In a letter dated 9th July 2015 to President Edgar Lungu, Mr Harrington said as a matter of fact, it was Government that ceded Barotseland from the rest of Zambia through its unilateral constitutional amendments without consultation with the other party to the agreement.
He observed that Government’s refusal to restore the agreement was unfortunate and regrettable.
Mr. Harrington said it was sad that the call for the restoration of Barotseland Agreement had continually fallen on deaf ears since first President Kenneth Kaunda abrogated the agreement despite constant calls to have it addressed.

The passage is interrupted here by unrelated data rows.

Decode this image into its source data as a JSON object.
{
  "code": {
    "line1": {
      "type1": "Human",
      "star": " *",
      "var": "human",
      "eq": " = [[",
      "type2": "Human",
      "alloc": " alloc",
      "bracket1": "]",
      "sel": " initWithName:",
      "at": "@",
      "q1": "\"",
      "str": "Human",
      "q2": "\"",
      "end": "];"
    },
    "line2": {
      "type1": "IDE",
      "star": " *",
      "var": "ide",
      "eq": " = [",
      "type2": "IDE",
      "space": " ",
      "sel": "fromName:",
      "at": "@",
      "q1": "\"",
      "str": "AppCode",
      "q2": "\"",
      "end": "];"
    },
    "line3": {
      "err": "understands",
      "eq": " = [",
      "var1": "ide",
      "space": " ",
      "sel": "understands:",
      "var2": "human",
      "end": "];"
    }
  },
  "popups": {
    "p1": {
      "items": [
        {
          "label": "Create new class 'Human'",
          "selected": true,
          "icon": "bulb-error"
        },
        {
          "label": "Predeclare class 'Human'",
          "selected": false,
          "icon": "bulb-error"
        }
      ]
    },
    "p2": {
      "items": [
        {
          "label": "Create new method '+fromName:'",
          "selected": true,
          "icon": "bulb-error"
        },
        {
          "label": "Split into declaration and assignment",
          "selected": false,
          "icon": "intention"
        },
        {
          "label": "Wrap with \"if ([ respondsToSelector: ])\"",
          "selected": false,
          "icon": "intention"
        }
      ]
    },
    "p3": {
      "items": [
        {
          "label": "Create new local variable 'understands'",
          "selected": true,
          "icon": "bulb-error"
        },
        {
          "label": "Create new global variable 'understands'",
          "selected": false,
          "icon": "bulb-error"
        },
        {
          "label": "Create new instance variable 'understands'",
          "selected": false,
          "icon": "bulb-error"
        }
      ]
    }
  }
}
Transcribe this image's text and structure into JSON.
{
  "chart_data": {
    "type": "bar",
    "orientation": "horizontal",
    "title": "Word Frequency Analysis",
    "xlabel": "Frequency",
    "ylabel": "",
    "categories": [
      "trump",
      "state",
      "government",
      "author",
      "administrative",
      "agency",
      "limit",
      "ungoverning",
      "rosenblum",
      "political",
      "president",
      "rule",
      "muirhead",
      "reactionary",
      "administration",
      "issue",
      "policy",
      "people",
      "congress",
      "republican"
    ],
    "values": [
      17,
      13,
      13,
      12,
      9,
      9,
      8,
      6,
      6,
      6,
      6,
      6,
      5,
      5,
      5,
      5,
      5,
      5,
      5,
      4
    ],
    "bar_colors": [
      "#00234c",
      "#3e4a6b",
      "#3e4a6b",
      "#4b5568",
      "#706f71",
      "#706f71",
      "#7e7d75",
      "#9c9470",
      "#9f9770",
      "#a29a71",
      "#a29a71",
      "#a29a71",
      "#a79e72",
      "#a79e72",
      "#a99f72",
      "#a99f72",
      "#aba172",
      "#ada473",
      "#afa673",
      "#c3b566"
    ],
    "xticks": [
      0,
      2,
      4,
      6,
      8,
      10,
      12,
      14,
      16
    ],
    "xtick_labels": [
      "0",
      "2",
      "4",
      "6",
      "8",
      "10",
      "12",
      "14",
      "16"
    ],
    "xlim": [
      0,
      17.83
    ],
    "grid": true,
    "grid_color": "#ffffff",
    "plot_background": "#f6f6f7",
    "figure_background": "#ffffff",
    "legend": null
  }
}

“Failure, neglect or refusal by Government to restore the agreement is unfortunate and regrettable as restoration of the ‘marriage’ would put legitimacy of Government’s authority over Barotseland. The negative and often-times hostile position assumed by Government on the matter puts the legitimacy of Government’s authority over Barotseland into question and indeed legally challengeable,” Mr. Harrington said.
He explained that it was unfortunate that since the agreement was abrogated by Dr. Kaunda, successive Governments had also failed to honour it and had instead opted to play delaying tactics over the same issue which should have been concluded a long time ago.

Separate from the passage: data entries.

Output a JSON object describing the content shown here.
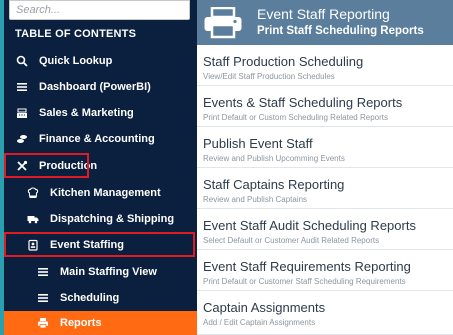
{
  "sidebar": {
    "search_placeholder": "Search...",
    "toc_heading": "TABLE OF CONTENTS",
    "items": [
      {
        "label": "Quick Lookup",
        "icon": "search-icon"
      },
      {
        "label": "Dashboard (PowerBI)",
        "icon": "menu-lines-icon"
      },
      {
        "label": "Sales & Marketing",
        "icon": "cash-register-icon"
      },
      {
        "label": "Finance & Accounting",
        "icon": "coins-icon"
      },
      {
        "label": "Production",
        "icon": "tools-icon"
      },
      {
        "label": "Kitchen Management",
        "icon": "chef-hat-icon"
      },
      {
        "label": "Dispatching & Shipping",
        "icon": "truck-icon"
      },
      {
        "label": "Event Staffing",
        "icon": "badge-icon"
      },
      {
        "label": "Main Staffing View",
        "icon": "menu-lines-icon"
      },
      {
        "label": "Scheduling",
        "icon": "menu-lines-icon"
      },
      {
        "label": "Reports",
        "icon": "printer-icon"
      }
    ]
  },
  "header": {
    "title": "Event Staff Reporting",
    "subtitle": "Print Staff Scheduling Reports",
    "icon": "printer-icon"
  },
  "reports": [
    {
      "title": "Staff Production Scheduling",
      "desc": "View/Edit Staff Production Schedules"
    },
    {
      "title": "Events & Staff Scheduling Reports",
      "desc": "Print Default or Custom Scheduling Related Reports"
    },
    {
      "title": "Publish Event Staff",
      "desc": "Review and Publish Upcomming Events"
    },
    {
      "title": "Staff Captains Reporting",
      "desc": "Review and Publish Captains"
    },
    {
      "title": "Event Staff Audit Scheduling Reports",
      "desc": "Select Default or Customer Audit Related Reports"
    },
    {
      "title": "Event Staff Requirements Reporting",
      "desc": "Print Default or Customer Staff Scheduling Requirements"
    },
    {
      "title": "Captain Assignments",
      "desc": "Add / Edit Captain Assignments"
    }
  ],
  "colors": {
    "sidebar_bg": "#0b1f3f",
    "header_bg": "#5a7e9c",
    "active_item": "#ff6a13",
    "highlight_outline": "#e01b24",
    "left_strip": "#2a9fb0"
  }
}
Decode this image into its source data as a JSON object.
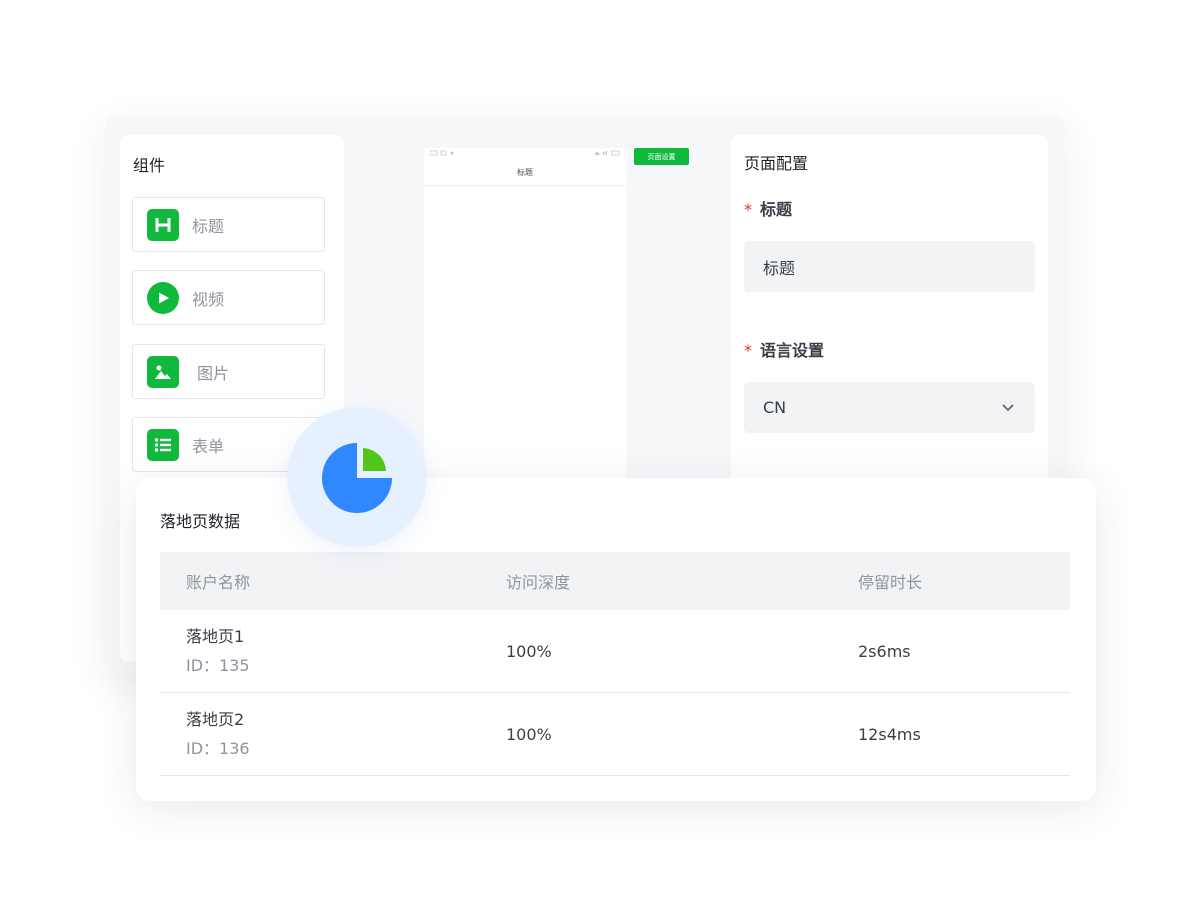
{
  "components": {
    "title": "组件",
    "items": [
      {
        "label": "标题",
        "icon": "heading-icon"
      },
      {
        "label": "视频",
        "icon": "play-icon"
      },
      {
        "label": "图片",
        "icon": "image-icon"
      },
      {
        "label": "表单",
        "icon": "list-icon"
      }
    ]
  },
  "preview": {
    "nav_title": "标题",
    "page_setting_button": "页面设置"
  },
  "config": {
    "title": "页面配置",
    "title_field": {
      "label": "标题",
      "value": "标题"
    },
    "language_field": {
      "label": "语言设置",
      "value": "CN"
    },
    "required_mark": "*"
  },
  "data_card": {
    "title": "落地页数据",
    "columns": [
      "账户名称",
      "访问深度",
      "停留时长"
    ],
    "rows": [
      {
        "name": "落地页1",
        "id": "ID：135",
        "depth": "100%",
        "duration": "2s6ms"
      },
      {
        "name": "落地页2",
        "id": "ID：136",
        "depth": "100%",
        "duration": "12s4ms"
      }
    ]
  },
  "colors": {
    "brand_green": "#10b93c",
    "pie_blue": "#2f88ff",
    "pie_green": "#52c41a",
    "circle_bg": "#e6f0fe"
  }
}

“Regrettably, persistent calls for restoration of the ‘marriage’ between Barotseland and the rest of Zambia have fallen on deaf ears of successive Governments since the agreement was abrogated by first President Dr. Kaunda and his United National Independence Party (UNIP) government through autocratic and unilateral constitutional amendments.
“The constitutional amendments in effect tore up what can be referred to as the “marriage certificate” between the two parties to the agreement, thereby rendering Zambia a failed state as the document which bound the two areas together no longer exists,” he said.
Mr. Harrington was however optimistic that the issue could still be resolved amicably by President Lungu.
“My communication to you therefore, Your Excellency, is done in the firm and honest belief that room still exists for a peaceful resolution to this matter by allowing for international arbitration as being proposed by the BNFA, failure to which posterity may judge us harshly.
Indeed the issue of Barotseland has been a burning and thorny since 1969 but an amicable solution is within our grasp.
“Never before than now has this matter reached such a level that is threatening national peace.
I wish to place on record that whilst room may appear to still exist for a peaceful and sustainable settlement, time is fast running out,” he said.